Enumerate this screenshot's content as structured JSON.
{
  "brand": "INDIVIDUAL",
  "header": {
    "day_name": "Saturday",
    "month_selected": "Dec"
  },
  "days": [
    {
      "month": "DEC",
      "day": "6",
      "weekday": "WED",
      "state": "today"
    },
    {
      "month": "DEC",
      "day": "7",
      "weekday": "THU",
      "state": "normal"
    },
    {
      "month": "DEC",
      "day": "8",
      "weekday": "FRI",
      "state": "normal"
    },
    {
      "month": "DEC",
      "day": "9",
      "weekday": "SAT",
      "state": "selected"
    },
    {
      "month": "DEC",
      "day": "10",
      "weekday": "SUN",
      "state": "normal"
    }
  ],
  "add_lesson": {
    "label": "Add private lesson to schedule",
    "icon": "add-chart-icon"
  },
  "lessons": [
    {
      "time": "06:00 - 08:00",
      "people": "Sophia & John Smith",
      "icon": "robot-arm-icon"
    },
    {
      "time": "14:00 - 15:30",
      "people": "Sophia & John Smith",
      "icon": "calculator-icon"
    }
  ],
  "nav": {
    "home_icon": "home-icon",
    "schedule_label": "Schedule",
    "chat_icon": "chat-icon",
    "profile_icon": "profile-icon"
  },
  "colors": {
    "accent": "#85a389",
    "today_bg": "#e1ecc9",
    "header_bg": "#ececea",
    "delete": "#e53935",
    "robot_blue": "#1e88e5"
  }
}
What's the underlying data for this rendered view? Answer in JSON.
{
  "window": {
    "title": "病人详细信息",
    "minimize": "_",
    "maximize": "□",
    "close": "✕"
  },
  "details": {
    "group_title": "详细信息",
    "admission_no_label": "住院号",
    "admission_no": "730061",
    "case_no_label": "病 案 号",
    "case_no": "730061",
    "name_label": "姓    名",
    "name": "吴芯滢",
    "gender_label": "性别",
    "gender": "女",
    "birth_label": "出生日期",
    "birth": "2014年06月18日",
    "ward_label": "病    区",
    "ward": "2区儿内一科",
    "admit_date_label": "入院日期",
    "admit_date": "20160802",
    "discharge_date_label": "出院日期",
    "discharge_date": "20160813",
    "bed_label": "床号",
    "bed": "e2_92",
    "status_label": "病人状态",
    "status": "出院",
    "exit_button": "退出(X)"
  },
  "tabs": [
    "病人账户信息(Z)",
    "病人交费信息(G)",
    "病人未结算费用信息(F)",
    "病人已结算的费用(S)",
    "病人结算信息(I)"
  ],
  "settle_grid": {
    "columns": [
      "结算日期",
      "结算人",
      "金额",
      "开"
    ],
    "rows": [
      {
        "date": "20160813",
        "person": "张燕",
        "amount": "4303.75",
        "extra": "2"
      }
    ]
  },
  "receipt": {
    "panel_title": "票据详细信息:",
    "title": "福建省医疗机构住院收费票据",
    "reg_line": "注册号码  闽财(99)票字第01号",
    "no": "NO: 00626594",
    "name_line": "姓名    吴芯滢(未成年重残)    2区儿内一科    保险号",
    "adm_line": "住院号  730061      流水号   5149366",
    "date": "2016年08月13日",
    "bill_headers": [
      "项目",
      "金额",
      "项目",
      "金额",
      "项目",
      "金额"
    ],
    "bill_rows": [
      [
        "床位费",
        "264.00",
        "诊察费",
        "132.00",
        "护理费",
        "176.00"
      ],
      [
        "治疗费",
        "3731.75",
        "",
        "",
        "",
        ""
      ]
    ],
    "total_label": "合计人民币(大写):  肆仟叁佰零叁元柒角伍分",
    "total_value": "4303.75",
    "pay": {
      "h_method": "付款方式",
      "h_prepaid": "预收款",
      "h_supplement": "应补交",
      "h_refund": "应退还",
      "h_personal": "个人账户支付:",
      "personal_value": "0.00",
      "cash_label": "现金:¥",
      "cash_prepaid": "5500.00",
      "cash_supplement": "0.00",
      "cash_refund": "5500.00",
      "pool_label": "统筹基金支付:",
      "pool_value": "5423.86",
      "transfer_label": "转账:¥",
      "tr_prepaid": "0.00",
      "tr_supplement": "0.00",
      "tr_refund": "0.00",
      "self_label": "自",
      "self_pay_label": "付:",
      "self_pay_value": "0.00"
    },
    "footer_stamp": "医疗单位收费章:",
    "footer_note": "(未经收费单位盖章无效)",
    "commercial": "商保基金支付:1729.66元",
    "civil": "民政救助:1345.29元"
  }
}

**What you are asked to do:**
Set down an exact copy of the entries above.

**Solution:**
Enumerate this screenshot's content as structured JSON.
{
  "brand": "INDIVIDUAL",
  "header": {
    "day_name": "Saturday",
    "month_selected": "Dec"
  },
  "days": [
    {
      "month": "DEC",
      "day": "6",
      "weekday": "WED",
      "state": "today"
    },
    {
      "month": "DEC",
      "day": "7",
      "weekday": "THU",
      "state": "normal"
    },
    {
      "month": "DEC",
      "day": "8",
      "weekday": "FRI",
      "state": "normal"
    },
    {
      "month": "DEC",
      "day": "9",
      "weekday": "SAT",
      "state": "selected"
    },
    {
      "month": "DEC",
      "day": "10",
      "weekday": "SUN",
      "state": "normal"
    }
  ],
  "add_lesson": {
    "label": "Add private lesson to schedule",
    "icon": "add-chart-icon"
  },
  "lessons": [
    {
      "time": "06:00 - 08:00",
      "people": "Sophia & John Smith",
      "icon": "robot-arm-icon"
    },
    {
      "time": "14:00 - 15:30",
      "people": "Sophia & John Smith",
      "icon": "calculator-icon"
    }
  ],
  "nav": {
    "home_icon": "home-icon",
    "schedule_label": "Schedule",
    "chat_icon": "chat-icon",
    "profile_icon": "profile-icon"
  },
  "colors": {
    "accent": "#85a389",
    "today_bg": "#e1ecc9",
    "header_bg": "#ececea",
    "delete": "#e53935",
    "robot_blue": "#1e88e5"
  }
}
What's the underlying data for this rendered view? Answer in JSON.
{
  "window": {
    "title": "病人详细信息",
    "minimize": "_",
    "maximize": "□",
    "close": "✕"
  },
  "details": {
    "group_title": "详细信息",
    "admission_no_label": "住院号",
    "admission_no": "730061",
    "case_no_label": "病 案 号",
    "case_no": "730061",
    "name_label": "姓    名",
    "name": "吴芯滢",
    "gender_label": "性别",
    "gender": "女",
    "birth_label": "出生日期",
    "birth": "2014年06月18日",
    "ward_label": "病    区",
    "ward": "2区儿内一科",
    "admit_date_label": "入院日期",
    "admit_date": "20160802",
    "discharge_date_label": "出院日期",
    "discharge_date": "20160813",
    "bed_label": "床号",
    "bed": "e2_92",
    "status_label": "病人状态",
    "status": "出院",
    "exit_button": "退出(X)"
  },
  "tabs": [
    "病人账户信息(Z)",
    "病人交费信息(G)",
    "病人未结算费用信息(F)",
    "病人已结算的费用(S)",
    "病人结算信息(I)"
  ],
  "settle_grid": {
    "columns": [
      "结算日期",
      "结算人",
      "金额",
      "开"
    ],
    "rows": [
      {
        "date": "20160813",
        "person": "张燕",
        "amount": "4303.75",
        "extra": "2"
      }
    ]
  },
  "receipt": {
    "panel_title": "票据详细信息:",
    "title": "福建省医疗机构住院收费票据",
    "reg_line": "注册号码  闽财(99)票字第01号",
    "no": "NO: 00626594",
    "name_line": "姓名    吴芯滢(未成年重残)    2区儿内一科    保险号",
    "adm_line": "住院号  730061      流水号   5149366",
    "date": "2016年08月13日",
    "bill_headers": [
      "项目",
      "金额",
      "项目",
      "金额",
      "项目",
      "金额"
    ],
    "bill_rows": [
      [
        "床位费",
        "264.00",
        "诊察费",
        "132.00",
        "护理费",
        "176.00"
      ],
      [
        "治疗费",
        "3731.75",
        "",
        "",
        "",
        ""
      ]
    ],
    "total_label": "合计人民币(大写):  肆仟叁佰零叁元柒角伍分",
    "total_value": "4303.75",
    "pay": {
      "h_method": "付款方式",
      "h_prepaid": "预收款",
      "h_supplement": "应补交",
      "h_refund": "应退还",
      "h_personal": "个人账户支付:",
      "personal_value": "0.00",
      "cash_label": "现金:¥",
      "cash_prepaid": "5500.00",
      "cash_supplement": "0.00",
      "cash_refund": "5500.00",
      "pool_label": "统筹基金支付:",
      "pool_value": "5423.86",
      "transfer_label": "转账:¥",
      "tr_prepaid": "0.00",
      "tr_supplement": "0.00",
      "tr_refund": "0.00",
      "self_label": "自",
      "self_pay_label": "付:",
      "self_pay_value": "0.00"
    },
    "footer_stamp": "医疗单位收费章:",
    "footer_note": "(未经收费单位盖章无效)",
    "commercial": "商保基金支付:1729.66元",
    "civil": "民政救助:1345.29元"
  }
}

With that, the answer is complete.